America’s best idea is being loved to death. Our national parks encompass some of the most amazing places America has to offer, and with record visitation in 2020 and 2021, our national parks are more popular than ever. But our parks need our help.
Our national parks face $12 billion in deferred maintenance. This deferred maintenance doesn’t just represent crumbling bridges and dilapidated boardwalks. There are environmental consequences of deferred maintenance, too, like leaky wastewater systems that pollute rivers. When our park infrastructure fails, we fail the wildlife of that park.
The status quo of funding parks involves overcoming political hurdles, which means parks are overwhelmingly reliant upon fickle political winds. That can and should change.
Recent efforts like the Great American Outdoors Act have been a start, but more work remains. The act might have permanently funded federal land acquisition, but it only set aside money for public land maintenance for five years. If we want to avoid digging an even deeper deferred maintenance hole, we will have to find ongoing, reliable funding sources to address routine maintenance needs.
At its core, conservation is about maintaining and stewarding what we already own. And user fees are already a vital tool for empowering park visitors to directly contribute to the care and maintenance of the parks they enjoy. Where appropriate, modest fee increases can generate millions more in revenue, adding much-needed funding for our national parks. Plus the money generated from user fees stays in the park to help care for the very things visitors are there to see.
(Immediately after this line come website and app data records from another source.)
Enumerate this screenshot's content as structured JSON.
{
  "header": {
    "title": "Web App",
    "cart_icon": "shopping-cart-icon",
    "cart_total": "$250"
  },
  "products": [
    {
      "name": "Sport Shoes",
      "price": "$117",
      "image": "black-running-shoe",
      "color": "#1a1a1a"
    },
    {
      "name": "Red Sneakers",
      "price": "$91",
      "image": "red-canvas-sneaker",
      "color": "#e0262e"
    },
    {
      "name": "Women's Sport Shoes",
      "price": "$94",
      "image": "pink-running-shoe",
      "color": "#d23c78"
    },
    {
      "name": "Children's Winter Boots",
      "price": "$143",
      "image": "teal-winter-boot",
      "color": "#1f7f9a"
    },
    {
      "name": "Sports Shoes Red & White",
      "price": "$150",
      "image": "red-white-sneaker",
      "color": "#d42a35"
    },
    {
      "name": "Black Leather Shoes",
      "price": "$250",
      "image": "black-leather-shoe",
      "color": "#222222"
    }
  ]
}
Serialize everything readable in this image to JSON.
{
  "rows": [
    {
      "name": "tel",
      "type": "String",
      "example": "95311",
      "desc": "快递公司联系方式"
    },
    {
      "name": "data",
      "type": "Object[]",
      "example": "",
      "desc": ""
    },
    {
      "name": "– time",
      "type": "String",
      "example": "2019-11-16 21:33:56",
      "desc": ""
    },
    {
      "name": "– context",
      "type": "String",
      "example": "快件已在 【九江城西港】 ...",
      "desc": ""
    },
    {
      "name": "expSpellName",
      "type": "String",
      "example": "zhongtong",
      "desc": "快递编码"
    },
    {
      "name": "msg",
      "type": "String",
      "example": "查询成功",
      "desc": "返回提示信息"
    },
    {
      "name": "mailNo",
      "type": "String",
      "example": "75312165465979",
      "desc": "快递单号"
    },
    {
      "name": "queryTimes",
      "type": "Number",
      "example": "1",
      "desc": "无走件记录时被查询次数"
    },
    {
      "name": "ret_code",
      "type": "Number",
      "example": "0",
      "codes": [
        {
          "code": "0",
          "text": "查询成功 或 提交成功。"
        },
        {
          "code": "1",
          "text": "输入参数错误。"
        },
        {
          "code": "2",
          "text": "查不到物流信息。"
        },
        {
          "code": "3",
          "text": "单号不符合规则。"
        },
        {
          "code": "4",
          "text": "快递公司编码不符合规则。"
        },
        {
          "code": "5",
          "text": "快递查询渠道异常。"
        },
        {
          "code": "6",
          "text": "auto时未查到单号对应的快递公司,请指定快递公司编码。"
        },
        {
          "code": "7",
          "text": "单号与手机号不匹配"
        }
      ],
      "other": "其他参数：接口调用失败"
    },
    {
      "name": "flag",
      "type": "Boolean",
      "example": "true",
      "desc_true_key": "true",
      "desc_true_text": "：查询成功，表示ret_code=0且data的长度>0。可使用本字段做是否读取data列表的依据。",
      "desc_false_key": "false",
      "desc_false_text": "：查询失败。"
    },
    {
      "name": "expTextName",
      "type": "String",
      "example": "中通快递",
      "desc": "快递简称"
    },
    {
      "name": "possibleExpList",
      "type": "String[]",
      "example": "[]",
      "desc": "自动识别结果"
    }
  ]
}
So the question is, what would you pay to ensure our national treasures are properly cared for?